If you have any questions regarding the process of filing for unemployment, feel free to give one of our experienced unemployment attorneys a call. We understand being unemployed is difficult and that’s why we want to help you in any way possible. Also, if you believe your rights were violated when losing your job, it’s worth speaking with one of our lawyers to see if you have a wrongful termination case. You deserve to be appreciated as an employee or as an individual that is persistent in finding a new job after losing one. Our lawyers will help make sure you are fully exercising your rights.
Free Consultation and Zero-Fee Guarantee
For a free consultation give us a call at 888-694-7132 or come in to one of our offices in Southern California. Let’s continue to keep this record-low rate for unemployment in California by making sure you go through your unemployment claim smooth and seamlessly. Our goal is for you to receive maximum benefits as soon as possible so that you can continue to search for a new job comfortably. Our unemployment attorneys also want to make sure that your termination was not illegal and that your employers have not implemented any unlawful practices on you. If you are already consulting with an attorney, we would like to offer you a free second opinion. If we find that your do you means to file a charge, we will take on your case free of charge. There will be no upfront fees applied to you, and we will only charge a small fee if we win your case. So don’t hesitate to meet with one of our skilled unemployment attorneys today.
“This can be an ugly world and it is nice knowing lawyers such as Daniel to help people right a wrong when they have suffered at the hands of their employer.
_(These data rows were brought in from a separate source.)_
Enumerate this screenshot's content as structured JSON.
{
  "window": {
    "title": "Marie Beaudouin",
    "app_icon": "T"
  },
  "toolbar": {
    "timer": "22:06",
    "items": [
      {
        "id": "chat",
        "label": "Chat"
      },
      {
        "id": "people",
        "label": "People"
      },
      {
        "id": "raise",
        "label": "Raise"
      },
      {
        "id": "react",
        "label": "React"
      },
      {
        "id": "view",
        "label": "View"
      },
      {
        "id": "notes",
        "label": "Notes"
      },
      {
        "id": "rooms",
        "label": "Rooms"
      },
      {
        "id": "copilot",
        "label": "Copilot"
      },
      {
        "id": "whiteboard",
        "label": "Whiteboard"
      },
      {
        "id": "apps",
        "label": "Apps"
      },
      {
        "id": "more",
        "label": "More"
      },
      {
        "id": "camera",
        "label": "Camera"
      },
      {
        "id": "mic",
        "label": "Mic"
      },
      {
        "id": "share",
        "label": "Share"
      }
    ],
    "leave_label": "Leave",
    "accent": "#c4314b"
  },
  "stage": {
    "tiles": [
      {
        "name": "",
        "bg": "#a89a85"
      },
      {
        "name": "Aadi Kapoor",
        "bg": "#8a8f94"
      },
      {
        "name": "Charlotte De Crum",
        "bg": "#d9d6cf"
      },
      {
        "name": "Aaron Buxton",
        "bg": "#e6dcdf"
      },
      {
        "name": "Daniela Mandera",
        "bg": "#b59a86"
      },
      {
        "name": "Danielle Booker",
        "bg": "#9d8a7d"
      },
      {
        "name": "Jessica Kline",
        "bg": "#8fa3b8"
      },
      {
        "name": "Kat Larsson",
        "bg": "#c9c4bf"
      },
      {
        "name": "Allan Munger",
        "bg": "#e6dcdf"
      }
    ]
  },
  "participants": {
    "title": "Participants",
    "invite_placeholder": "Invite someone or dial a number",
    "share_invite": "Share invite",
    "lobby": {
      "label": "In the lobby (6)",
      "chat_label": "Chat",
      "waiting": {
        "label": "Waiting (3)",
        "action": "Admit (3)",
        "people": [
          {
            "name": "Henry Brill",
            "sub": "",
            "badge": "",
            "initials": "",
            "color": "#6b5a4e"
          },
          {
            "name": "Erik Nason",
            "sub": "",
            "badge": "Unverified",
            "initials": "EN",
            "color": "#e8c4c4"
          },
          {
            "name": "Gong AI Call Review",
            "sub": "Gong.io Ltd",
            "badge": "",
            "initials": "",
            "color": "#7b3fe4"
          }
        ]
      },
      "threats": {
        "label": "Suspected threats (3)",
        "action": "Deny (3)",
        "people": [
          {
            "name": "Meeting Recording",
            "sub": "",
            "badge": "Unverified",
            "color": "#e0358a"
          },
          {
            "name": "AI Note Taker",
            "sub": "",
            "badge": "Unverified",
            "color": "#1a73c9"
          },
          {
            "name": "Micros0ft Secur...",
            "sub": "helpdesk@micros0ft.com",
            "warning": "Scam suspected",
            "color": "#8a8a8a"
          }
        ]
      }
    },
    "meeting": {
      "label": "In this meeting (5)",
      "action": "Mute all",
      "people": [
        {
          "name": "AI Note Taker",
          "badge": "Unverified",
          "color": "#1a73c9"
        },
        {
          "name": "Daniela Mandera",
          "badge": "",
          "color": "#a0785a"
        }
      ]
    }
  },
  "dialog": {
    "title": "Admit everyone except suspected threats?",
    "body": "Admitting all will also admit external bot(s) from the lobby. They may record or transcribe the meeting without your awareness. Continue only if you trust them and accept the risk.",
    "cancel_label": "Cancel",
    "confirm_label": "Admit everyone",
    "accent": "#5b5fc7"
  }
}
Daniel is one of the good guys out there and I strongly recommend his skills as an employment lawyer.”